Travel business owners have been hit so hard by the coronavirus pandemic and government travel restrictions that some face losing their homes, MPs have been told.
Mark Tanzer, chief executive of Abta, the travel association, told the Treasury Select Committee the government was “prepared to say that international travel is not going be restarting as originally envisaged”.
On Thursday 3 June the transport secretary, Grant Shapps, announced further tightening of travel restrictions. He moved Portugal, the only mainstream European destination on the quarantine-free “green list” to the “amber list” at four days’ notice.

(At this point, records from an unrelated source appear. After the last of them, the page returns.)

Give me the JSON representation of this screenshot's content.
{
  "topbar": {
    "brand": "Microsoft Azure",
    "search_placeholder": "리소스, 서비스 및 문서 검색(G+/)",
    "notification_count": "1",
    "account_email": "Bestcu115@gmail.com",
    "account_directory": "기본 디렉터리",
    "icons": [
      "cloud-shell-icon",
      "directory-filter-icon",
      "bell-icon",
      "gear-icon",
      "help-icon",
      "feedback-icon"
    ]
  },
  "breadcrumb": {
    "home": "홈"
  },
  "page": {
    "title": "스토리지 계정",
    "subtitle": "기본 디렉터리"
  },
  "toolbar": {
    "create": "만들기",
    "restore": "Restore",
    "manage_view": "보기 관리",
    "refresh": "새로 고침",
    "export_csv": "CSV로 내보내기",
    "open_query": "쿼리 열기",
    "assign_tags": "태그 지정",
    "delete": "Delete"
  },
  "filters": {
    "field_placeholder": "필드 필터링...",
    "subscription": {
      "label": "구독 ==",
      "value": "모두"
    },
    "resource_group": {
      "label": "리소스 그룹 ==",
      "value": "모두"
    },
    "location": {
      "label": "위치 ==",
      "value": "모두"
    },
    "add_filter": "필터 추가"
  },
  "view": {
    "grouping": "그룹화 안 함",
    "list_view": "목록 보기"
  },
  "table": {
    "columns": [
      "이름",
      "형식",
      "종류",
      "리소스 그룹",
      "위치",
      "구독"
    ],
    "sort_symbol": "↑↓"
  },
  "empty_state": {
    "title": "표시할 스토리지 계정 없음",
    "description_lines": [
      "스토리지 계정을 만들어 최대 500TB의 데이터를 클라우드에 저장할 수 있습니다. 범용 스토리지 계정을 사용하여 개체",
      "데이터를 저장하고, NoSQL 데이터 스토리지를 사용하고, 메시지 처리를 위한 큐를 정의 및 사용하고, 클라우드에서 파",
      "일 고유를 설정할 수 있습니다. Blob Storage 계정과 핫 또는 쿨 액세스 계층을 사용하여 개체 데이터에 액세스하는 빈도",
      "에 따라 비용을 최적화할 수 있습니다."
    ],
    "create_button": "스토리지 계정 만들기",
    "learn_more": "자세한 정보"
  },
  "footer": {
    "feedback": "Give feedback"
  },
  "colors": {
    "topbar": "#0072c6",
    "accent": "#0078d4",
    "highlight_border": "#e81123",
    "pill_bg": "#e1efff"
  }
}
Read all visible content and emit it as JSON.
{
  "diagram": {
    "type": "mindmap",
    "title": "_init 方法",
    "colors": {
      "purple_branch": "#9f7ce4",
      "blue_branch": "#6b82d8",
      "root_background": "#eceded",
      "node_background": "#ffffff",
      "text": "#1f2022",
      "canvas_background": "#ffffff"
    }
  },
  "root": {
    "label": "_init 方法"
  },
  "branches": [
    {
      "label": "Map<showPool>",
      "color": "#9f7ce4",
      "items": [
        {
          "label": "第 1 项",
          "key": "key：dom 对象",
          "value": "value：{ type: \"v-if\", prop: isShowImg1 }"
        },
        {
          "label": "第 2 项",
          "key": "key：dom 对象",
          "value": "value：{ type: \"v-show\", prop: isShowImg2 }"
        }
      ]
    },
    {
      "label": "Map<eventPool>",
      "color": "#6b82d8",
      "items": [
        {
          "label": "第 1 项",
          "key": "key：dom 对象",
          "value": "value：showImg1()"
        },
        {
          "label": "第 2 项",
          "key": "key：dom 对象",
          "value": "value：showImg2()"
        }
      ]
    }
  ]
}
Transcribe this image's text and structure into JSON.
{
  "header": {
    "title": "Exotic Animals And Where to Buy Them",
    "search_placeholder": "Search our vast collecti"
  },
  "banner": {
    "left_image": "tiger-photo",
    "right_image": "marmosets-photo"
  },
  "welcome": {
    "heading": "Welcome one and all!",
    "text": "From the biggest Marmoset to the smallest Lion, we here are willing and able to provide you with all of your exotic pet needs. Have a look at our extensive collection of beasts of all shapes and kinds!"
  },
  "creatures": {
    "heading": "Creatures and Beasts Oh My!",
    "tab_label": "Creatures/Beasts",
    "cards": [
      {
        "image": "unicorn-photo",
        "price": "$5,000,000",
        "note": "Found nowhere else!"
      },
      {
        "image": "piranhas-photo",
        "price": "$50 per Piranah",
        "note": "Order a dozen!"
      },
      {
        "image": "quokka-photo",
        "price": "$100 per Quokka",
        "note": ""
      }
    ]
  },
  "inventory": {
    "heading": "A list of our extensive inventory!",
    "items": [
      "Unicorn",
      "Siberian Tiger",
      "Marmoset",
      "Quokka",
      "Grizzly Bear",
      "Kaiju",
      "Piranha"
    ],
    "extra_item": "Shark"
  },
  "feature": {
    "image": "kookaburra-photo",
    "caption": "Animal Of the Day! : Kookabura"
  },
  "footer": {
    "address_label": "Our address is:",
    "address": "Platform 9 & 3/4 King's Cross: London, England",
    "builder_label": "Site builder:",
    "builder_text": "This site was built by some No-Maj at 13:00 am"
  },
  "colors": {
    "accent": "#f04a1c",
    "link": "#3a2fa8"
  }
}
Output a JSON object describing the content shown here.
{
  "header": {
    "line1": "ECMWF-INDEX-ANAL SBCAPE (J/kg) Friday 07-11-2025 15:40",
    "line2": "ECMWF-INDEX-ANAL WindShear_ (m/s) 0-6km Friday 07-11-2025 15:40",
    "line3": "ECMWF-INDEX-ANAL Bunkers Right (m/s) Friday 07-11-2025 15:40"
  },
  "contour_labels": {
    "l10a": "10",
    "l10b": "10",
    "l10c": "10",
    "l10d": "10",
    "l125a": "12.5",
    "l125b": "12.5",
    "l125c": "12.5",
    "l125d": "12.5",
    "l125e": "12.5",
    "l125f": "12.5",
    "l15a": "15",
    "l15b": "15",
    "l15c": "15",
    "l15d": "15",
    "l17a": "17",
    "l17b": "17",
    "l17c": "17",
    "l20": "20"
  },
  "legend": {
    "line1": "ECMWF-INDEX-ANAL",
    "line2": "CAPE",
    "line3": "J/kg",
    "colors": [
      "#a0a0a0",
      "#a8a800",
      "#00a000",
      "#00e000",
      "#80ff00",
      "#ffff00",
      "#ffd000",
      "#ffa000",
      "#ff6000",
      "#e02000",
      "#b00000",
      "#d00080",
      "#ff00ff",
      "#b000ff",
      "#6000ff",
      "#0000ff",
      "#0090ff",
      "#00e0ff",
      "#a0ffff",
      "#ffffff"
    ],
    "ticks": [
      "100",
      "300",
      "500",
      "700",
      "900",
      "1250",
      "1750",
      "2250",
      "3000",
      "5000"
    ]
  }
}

The move has triggered a chaotic airlift back from Faro airport, serving the Algarve.
Mr Tanzer said: “The summer season accounts for two-thirds of travel business and we’re in it, now, and no one is travelling.
“The secretary of state for transport said, ‘This will be travel, but not as you knew it’.
“Well, it’s not travel. We have, effectively, two countries on the ‘green list’ that you can go to: Iceland and Gibraltar, and they account for less than half of one per cent of travel.”
He said: “Travel companies are typically not well capitalised and they are operating on very low margins.
“Those that did take out loans, perhaps not seeing how this was going on for are now seeing the repayment of those, and I have real hardship stories behind the statistics of people who are not just losing their businesses, they’re losing their homes.
“Where they’ve taking mortgages out to fund the business, that’s now due.”
Mr Tanzer said the government should recognise the lower risk posed by fully vaccinated travellers by removing the demand for multiple tests even from “green” countries.
At present arrivals from Gibraltar must pay £30 in the British Overseas Territory for a pre-departure test, with a further £60 or more for a PCR test after arrival in the UK.
The Abta chief executive said: “I find it very difficult to understand why we have the highest vaccination rate, and yet we have the lowest amount of flights coming into and departing the country.
“We’d like to see the ‘traffic light’ system that was announced actually put into practice, and that countries that have high vaccination rates and low infection rates are treated on an equal basis to the UK.
“What we would like to see is more and more countries put into the green category and ultimately the testing requirement goes as well.”
Mr Tanzer rejected the notion that holidays in the UK could replace overseas trips. In 2019 there were more than 60 million visits abroad.
“We haven’t really built the domestic infrastructure to take everybody who wants a holiday within the UK, and prices are going to be high because demand is outstripping supply,” he said.
“The idea that this could be in some way a substitute for international leisure travel isn’t realistic.
“They’re not substitute products. A holiday in the UK is a wonderful thing to have [but] it’s not the same as a holiday overseas and people want to have that experience.
“So I think the sooner we can get back to unrestricted travel for leisure and business the better.”
According to data from the International Air Transport Association (Iata), the UK has only 13 per cent of 2019 flights operating. Germany has almost three times as many, even though the UK’s vaccination rate is 40 per cent higher.
Announcing the increased travel restrictions last Thursday, Mr Shapps said: “The public has always known travel will be different this year and we must continue to take a cautious approach to reopening international travel in a way that protects public health and the vaccine rollout.”
He also warned against travel to anywhere apart from green list destinations.
“While we are making great progress in the UK with the vaccine rollout, we continue to say that the public should not travel to destinations outside the green list,” he said.